(App and web page records)
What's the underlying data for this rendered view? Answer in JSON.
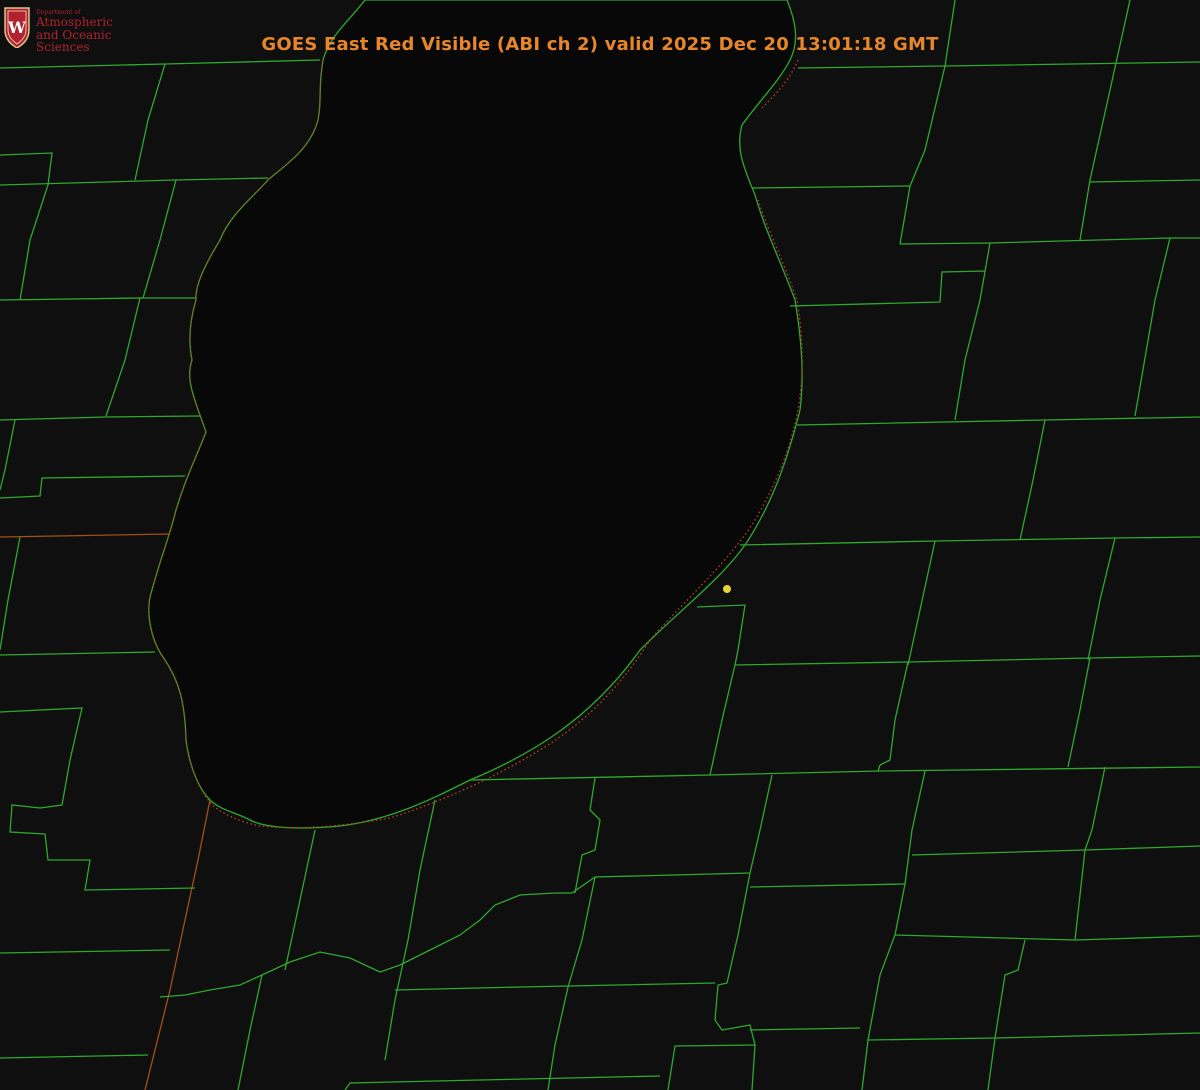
{
  "title": "GOES East Red Visible (ABI ch 2) valid 2025 Dec 20 13:01:18 GMT",
  "logo": {
    "emblem_letter": "W",
    "department": "Department of",
    "line1": "Atmospheric",
    "line2": "and Oceanic Sciences",
    "color": "#b0232e"
  },
  "colors": {
    "title": "#e8862a",
    "county_lines": "#2fa82f",
    "state_lines": "#b3401f",
    "marker": "#e6d230",
    "background": "#0d0d0d"
  },
  "marker": {
    "label": "",
    "color": "#e6d230"
  }
}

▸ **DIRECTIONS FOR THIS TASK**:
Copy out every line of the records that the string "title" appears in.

▸ **TASK RESULT**:
  "title": "GOES East Red Visible (ABI ch 2) valid 2025 Dec 20 13:01:18 GMT",
    "title": "#e8862a",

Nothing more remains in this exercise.